When you’re tired, what do you reach for?
Coffee? Red Bull? Something from the vending machine?
Caffeine and sugar are a godsend when it comes to getting through a long day. No excuse for a flagging performance when there’s a Starbucks just down the road.
With long hours at work and an endless to-do list at home, you need to be able to top up your energy on demand.
But is a drink or a snack really the best way to do it?
More and more health experts agree:
If you have to jumpstart yourself each morning with coffee and continue consuming caffeine throughout the day to stay awake, then something has gone haywire.
Even moderate amounts of caffeine affect how well you sleep. Get a poor night’s sleep, and you’ll need even more coffee the next morning, exacerbating the cycle.
Caffeine isn’t the only culprit, certainly. But eating or drinking something shouldn’t always be your first response when you feel tired. There are other ways to boost energy that don’t set up you for a crash.
Here are 4 natural energy boosters that can get you through a long day.
Office air is soporific. Not to mention those fluorescent lights.
Taking a quick break to walk outside for some fresh air and sunshine can do a world of good. If you normally take your coffee breaks in the break room or at your desk, try convincing a co-worker to go on a quick walk around the block with you.
Even 15 minutes in the morning sun can help boost vitamin D levels, recalibrate your biological clock (helping you sleep better at night), and keep you slim.
If you don’t have time for a morning break at work, see if you can work those 15 minutes of sun exposure in before you go to work.
On a lovely summer morning, stand in your garden or on your balcony to sip your coffee and feel the sun on your skin.
Morning is one of the safest times to enjoy skin exposure without sunscreen. It’s also a great time to exercise outdoors, as air pollution is at its lowest in the early mornings.
Breathing exercises can give you a quick burst of energy without leaving your desk.
One example is the “Breath of Fire,” a yoga practice that floods the brain with oxygen.
Set a timer for one minute, sit up straight, relax your chest, and take quick short breaths continuously until the timer rings.
Technique is crucial. You’ll want to breathe from your belly, not your chest.
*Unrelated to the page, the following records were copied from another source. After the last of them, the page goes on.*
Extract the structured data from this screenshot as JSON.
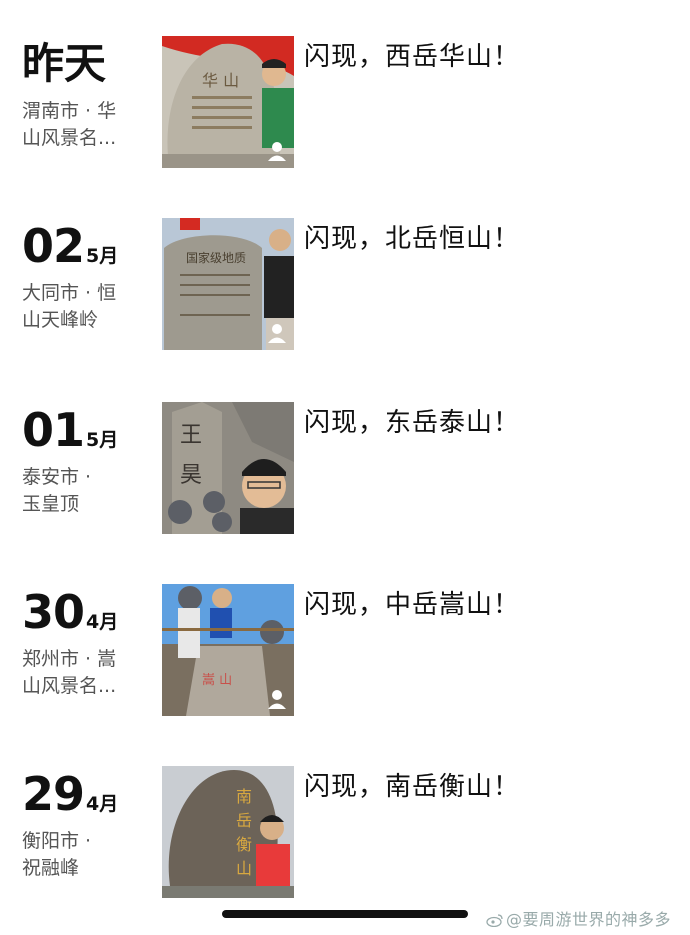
{
  "entries": [
    {
      "date_label": "昨天",
      "day": "",
      "month": "",
      "location_line1": "渭南市 · 华",
      "location_line2": "山风景名...",
      "caption": "闪现，西岳华山！",
      "photo_icon": "mountain-stone-photo"
    },
    {
      "date_label": "",
      "day": "02",
      "month": "5月",
      "location_line1": "大同市 · 恒",
      "location_line2": "山天峰岭",
      "caption": "闪现，北岳恒山！",
      "photo_icon": "mountain-stone-photo"
    },
    {
      "date_label": "",
      "day": "01",
      "month": "5月",
      "location_line1": "泰安市 ·",
      "location_line2": "玉皇顶",
      "caption": "闪现，东岳泰山！",
      "photo_icon": "mountain-stone-photo"
    },
    {
      "date_label": "",
      "day": "30",
      "month": "4月",
      "location_line1": "郑州市 · 嵩",
      "location_line2": "山风景名...",
      "caption": "闪现，中岳嵩山！",
      "photo_icon": "mountain-stone-photo"
    },
    {
      "date_label": "",
      "day": "29",
      "month": "4月",
      "location_line1": "衡阳市 ·",
      "location_line2": "祝融峰",
      "caption": "闪现，南岳衡山！",
      "photo_icon": "mountain-stone-photo"
    }
  ],
  "watermark": "@要周游世界的神多多"
}
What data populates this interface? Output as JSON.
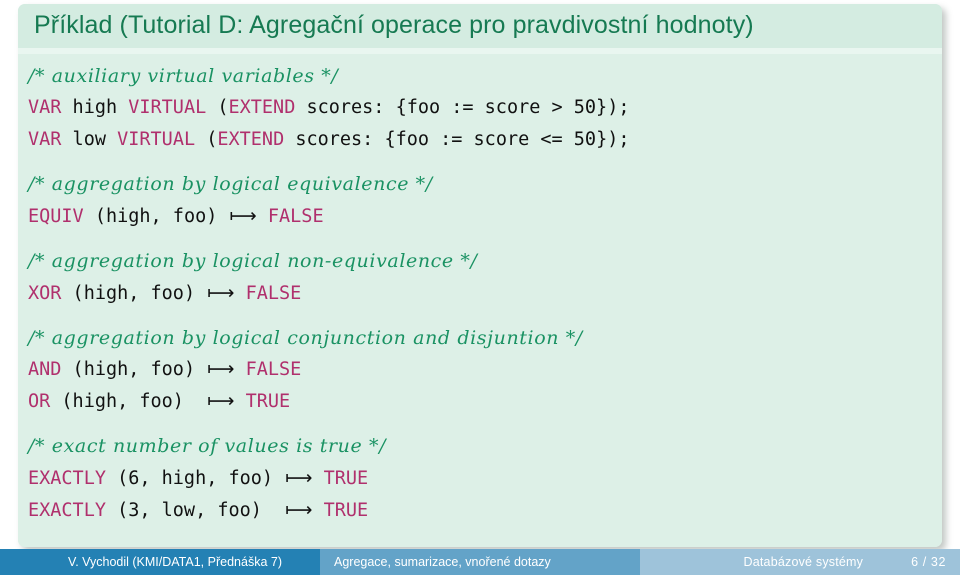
{
  "block": {
    "title": "Příklad (Tutorial D: Agregační operace pro pravdivostní hodnoty)",
    "colors": {
      "block_bg": "#ddf0e7",
      "block_title_bg": "#d4ece1",
      "title_text": "#167a52",
      "comment": "#1a9263",
      "keyword": "#b0306d",
      "plain": "#111111"
    },
    "code_lines": [
      {
        "type": "comment",
        "text": "/* auxiliary virtual variables */"
      },
      {
        "type": "code",
        "parts": [
          {
            "kind": "kw",
            "text": "VAR"
          },
          {
            "kind": "plain",
            "text": " high "
          },
          {
            "kind": "kw",
            "text": "VIRTUAL"
          },
          {
            "kind": "plain",
            "text": " ("
          },
          {
            "kind": "kw",
            "text": "EXTEND"
          },
          {
            "kind": "plain",
            "text": " scores: {foo := score > 50});"
          }
        ]
      },
      {
        "type": "code",
        "parts": [
          {
            "kind": "kw",
            "text": "VAR"
          },
          {
            "kind": "plain",
            "text": " low "
          },
          {
            "kind": "kw",
            "text": "VIRTUAL"
          },
          {
            "kind": "plain",
            "text": " ("
          },
          {
            "kind": "kw",
            "text": "EXTEND"
          },
          {
            "kind": "plain",
            "text": " scores: {foo := score <= 50});"
          }
        ]
      },
      {
        "type": "blank"
      },
      {
        "type": "comment",
        "text": "/* aggregation by logical equivalence */"
      },
      {
        "type": "code",
        "parts": [
          {
            "kind": "kw",
            "text": "EQUIV"
          },
          {
            "kind": "plain",
            "text": " (high, foo) "
          },
          {
            "kind": "arrow",
            "text": "⟼"
          },
          {
            "kind": "plain",
            "text": " "
          },
          {
            "kind": "kw",
            "text": "FALSE"
          }
        ]
      },
      {
        "type": "blank"
      },
      {
        "type": "comment",
        "text": "/* aggregation by logical non-equivalence */"
      },
      {
        "type": "code",
        "parts": [
          {
            "kind": "kw",
            "text": "XOR"
          },
          {
            "kind": "plain",
            "text": " (high, foo) "
          },
          {
            "kind": "arrow",
            "text": "⟼"
          },
          {
            "kind": "plain",
            "text": " "
          },
          {
            "kind": "kw",
            "text": "FALSE"
          }
        ]
      },
      {
        "type": "blank"
      },
      {
        "type": "comment",
        "text": "/* aggregation by logical conjunction and disjuntion */"
      },
      {
        "type": "code",
        "parts": [
          {
            "kind": "kw",
            "text": "AND"
          },
          {
            "kind": "plain",
            "text": " (high, foo) "
          },
          {
            "kind": "arrow",
            "text": "⟼"
          },
          {
            "kind": "plain",
            "text": " "
          },
          {
            "kind": "kw",
            "text": "FALSE"
          }
        ]
      },
      {
        "type": "code",
        "parts": [
          {
            "kind": "kw",
            "text": "OR"
          },
          {
            "kind": "plain",
            "text": " (high, foo)  "
          },
          {
            "kind": "arrow",
            "text": "⟼"
          },
          {
            "kind": "plain",
            "text": " "
          },
          {
            "kind": "kw",
            "text": "TRUE"
          }
        ]
      },
      {
        "type": "blank"
      },
      {
        "type": "comment",
        "text": "/* exact number of values is true */"
      },
      {
        "type": "code",
        "parts": [
          {
            "kind": "kw",
            "text": "EXACTLY"
          },
          {
            "kind": "plain",
            "text": " (6, high, foo) "
          },
          {
            "kind": "arrow",
            "text": "⟼"
          },
          {
            "kind": "plain",
            "text": " "
          },
          {
            "kind": "kw",
            "text": "TRUE"
          }
        ]
      },
      {
        "type": "code",
        "parts": [
          {
            "kind": "kw",
            "text": "EXACTLY"
          },
          {
            "kind": "plain",
            "text": " (3, low, foo)  "
          },
          {
            "kind": "arrow",
            "text": "⟼"
          },
          {
            "kind": "plain",
            "text": " "
          },
          {
            "kind": "kw",
            "text": "TRUE"
          }
        ]
      }
    ]
  },
  "footer": {
    "author": "V. Vychodil  (KMI/DATA1, Přednáška 7)",
    "section": "Agregace, sumarizace, vnořené dotazy",
    "presentation_title": "Databázové systémy",
    "page": "6 / 32",
    "colors": {
      "author_bg": "#2481b4",
      "section_bg": "#63a3c8",
      "meta_bg": "#9ec3da"
    }
  }
}
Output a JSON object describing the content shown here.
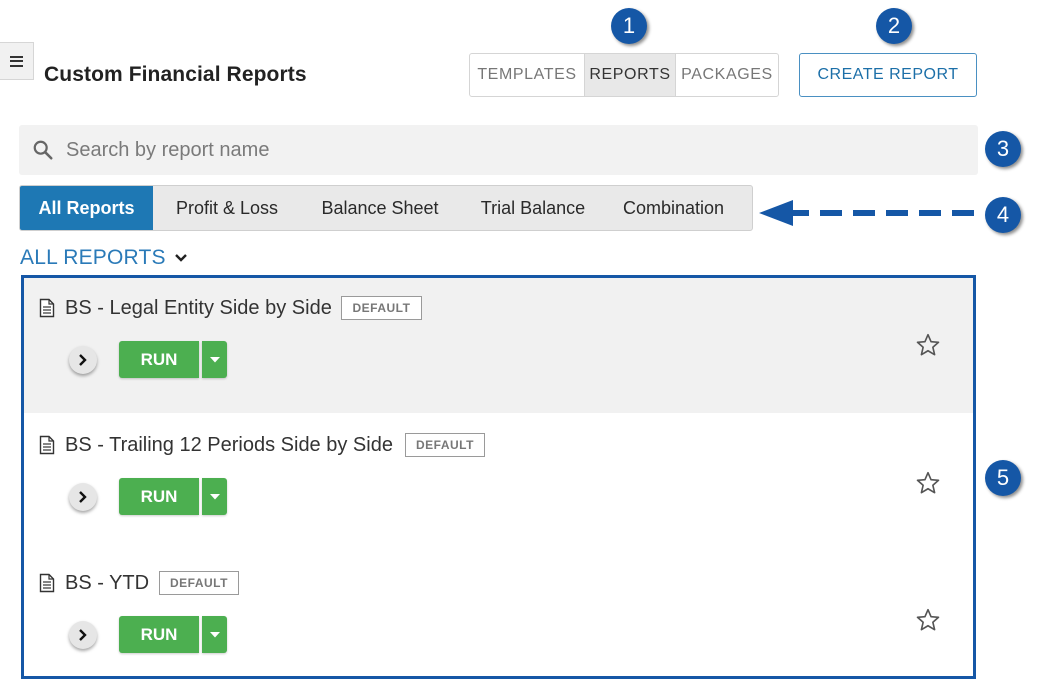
{
  "page": {
    "title": "Custom Financial Reports"
  },
  "view_toggle": {
    "items": [
      "TEMPLATES",
      "REPORTS",
      "PACKAGES"
    ],
    "active": "REPORTS"
  },
  "create_button": {
    "label": "CREATE REPORT"
  },
  "search": {
    "placeholder": "Search by report name",
    "value": ""
  },
  "filter_tabs": {
    "items": [
      "All Reports",
      "Profit & Loss",
      "Balance Sheet",
      "Trial Balance",
      "Combination"
    ],
    "active": "All Reports"
  },
  "list_header": {
    "label": "ALL REPORTS"
  },
  "reports": [
    {
      "name": "BS - Legal Entity Side by Side",
      "badge": "DEFAULT",
      "run_label": "RUN",
      "highlighted": true
    },
    {
      "name": "BS - Trailing 12 Periods Side by Side",
      "badge": "DEFAULT",
      "run_label": "RUN",
      "highlighted": false
    },
    {
      "name": "BS - YTD",
      "badge": "DEFAULT",
      "run_label": "RUN",
      "highlighted": false
    }
  ],
  "callouts": [
    "1",
    "2",
    "3",
    "4",
    "5"
  ],
  "colors": {
    "accent_blue": "#1e78b4",
    "callout_blue": "#1557a6",
    "run_green": "#4caf50",
    "link_blue": "#2a7ab8"
  }
}
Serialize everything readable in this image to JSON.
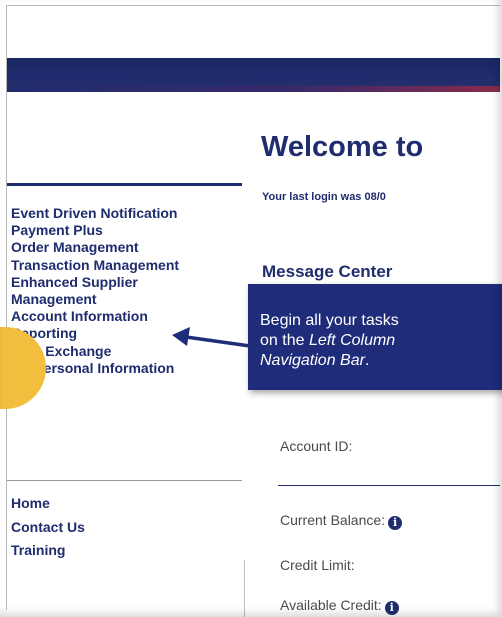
{
  "nav": {
    "items": [
      "Event Driven Notification",
      "Payment Plus",
      "Order Management",
      "Transaction Management",
      "Enhanced Supplier",
      "Management",
      "Account Information",
      "Reporting",
      "Data Exchange",
      "My Personal Information"
    ],
    "secondary": [
      "Home",
      "Contact Us",
      "Training"
    ]
  },
  "main": {
    "welcome": "Welcome to",
    "last_login": "Your last login was 08/0",
    "message_center": "Message Center",
    "account_id_label": "Account ID:",
    "current_balance_label": "Current Balance:",
    "credit_limit_label": "Credit Limit:",
    "available_credit_label": "Available Credit:"
  },
  "callout": {
    "line1": "Begin all your tasks",
    "line2_prefix": "on the ",
    "line2_italic": "Left Column",
    "line3_italic": "Navigation Bar",
    "line3_suffix": "."
  },
  "icons": {
    "info": "info-icon",
    "arrow": "arrow-icon"
  },
  "colors": {
    "brand_navy": "#1f2c6e",
    "callout_bg": "#1f2c7a",
    "highlight_yellow": "#f3bd3d"
  }
}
Focus on the exhale by pulling your abdomen in. You should be able to hear the sound of your breath whistling through your nose. (If you’re in a quiet open plan office, you may wish to find a more private space.)
It can feel like you’re hyperventilating, but converts claim it’s better than a doubleshot of espresso.
Getting your blood circulating doesn’t just make you feel more awake. It can also make you feel less hungry, boost your mood, and spark creativity.
In my home office, I have a rebounder that I use before going on camera. It clears my mind, boosts circulation, and gets me revved up. (Tony Robbins is a huge fan of rebounding!)
If I’m stuck on a project, I often get up and jump for a while. It gives me something to do while I think.
You may not be able to fit a rebounder into your office at work but any sort of movement gets the job done. Walk up the stairs to the top floor of your building and back again. If you want an even better mental boost, jog up a flight.
4. Take a Nature Break
Sometimes, what we need isn’t energy. It’s a break.
Every desk needs a plant to clear the air and remind us that the natural world is just outside. Looking at the color green gives you a rest. (The human eye perceives green better than any other color.)
If your office building has a green space, make use of it. Even a lawn will do.
Try taking 10 minutes to stop, relax, and absorb the sights and sounds of nature. Listen for birds. Look at the sky. Forget work for a moment.
A mini-break can leave you refreshed, strangely happier, and ready to tackle work again.
It’s Okay to Look After Yourself
In today’s work-work-work culture, you may feel that leaving your desk to recharge yourself is the last thing you should do. Surely it’s better to grab a coffee and energy bar and keep plugging away.
But working nonstop is not the same thing as producing our best work. Taking breaks, looking after our health, and quieting the mind creates the ideal circumstances for producing inspired, innovative work.
Just ask Ariana Huffington. The founder of the Huffington Post now devotes her life to promoting health and wellbeing in the workplace. It’s not enough to work long hours. We also have to thrive. And drinking more caffeine won’t get us there.